Zanu-PF MP Mr Togarepi denies that the law will be used to stifle criticism, but acknowledges that people will be expected to express those views in Zimbabwe only.
“We are not saying we are not going to be criticised but we cannot allow a Zimbabwean to go and meet those who are hostile to us… You can criticise me here in Zimbabwe, just don’t go there and do it,” he says.
An increase in arrests in Zimbabwe, though, seems to contradict the view that people are free to speak out at home.
Over the last year, more than a dozen journalists, civil society activists and opposition members have been detained.

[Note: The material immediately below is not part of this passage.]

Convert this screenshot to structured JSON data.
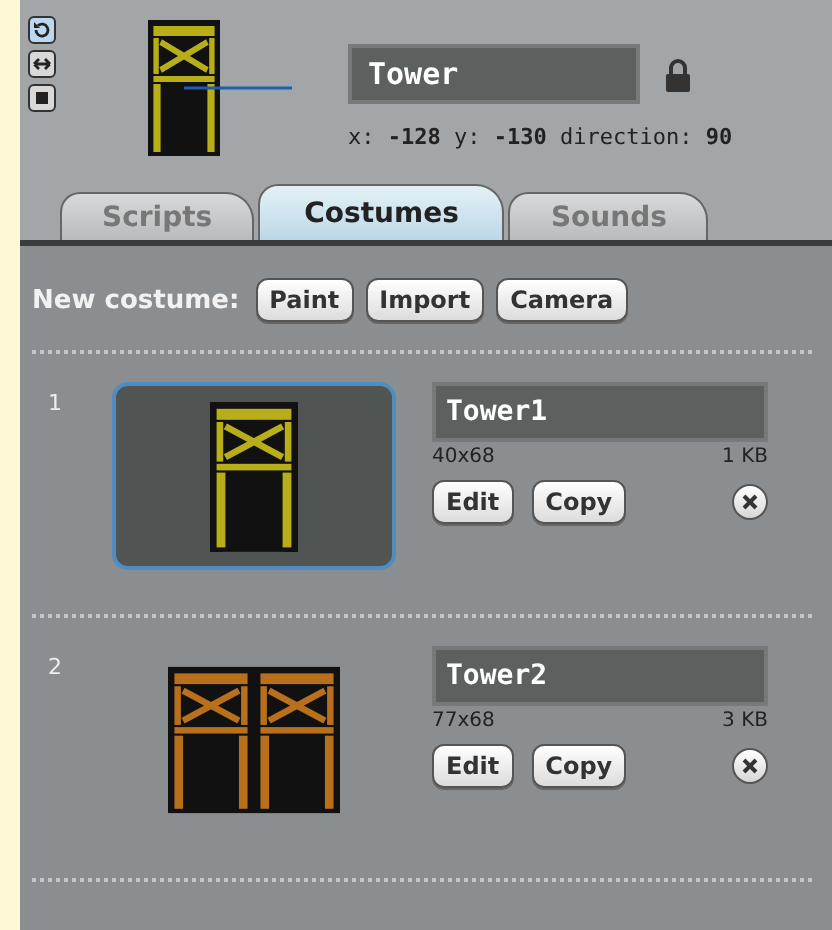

Neither have private citizens been spared, according to the Zimbabwe Lawyers for Human Rights. It says it has represented a number of people charged for criticising President Emmerson Mnangagwa using a law which criminalises “undermining the president”.
The government has said there is international precedent for the Patriotic Bill, citing the US Logan Act.
This is a rarely invoked measure enacted in 1799 aimed at preventing private citizens from conducting foreign affairs without the permission or involvement of the US government.
Several people have been accused of violating the law, including Reverend Jesse Jackson for travelling to the Kremlin in the 1980s. None of the accusations led to prosecutions.
“Look at [Julian] Assange. Why is he being arrested and taken to America? It is because he has violated their interests,” Mr Togarepi says.
It is not clear when the proposed bill will be brought before parliament, but presidential spokesman George Charamba has said that it is next on the legislative agenda.
If it is passed, lawyer Dr Madhuku says it will be challenged in court, where he feels it would be deemed unconstitutional. He wonders why the government and MPs are even considering this.
“It is unnecessary, undesirable and dangerous,” he adds.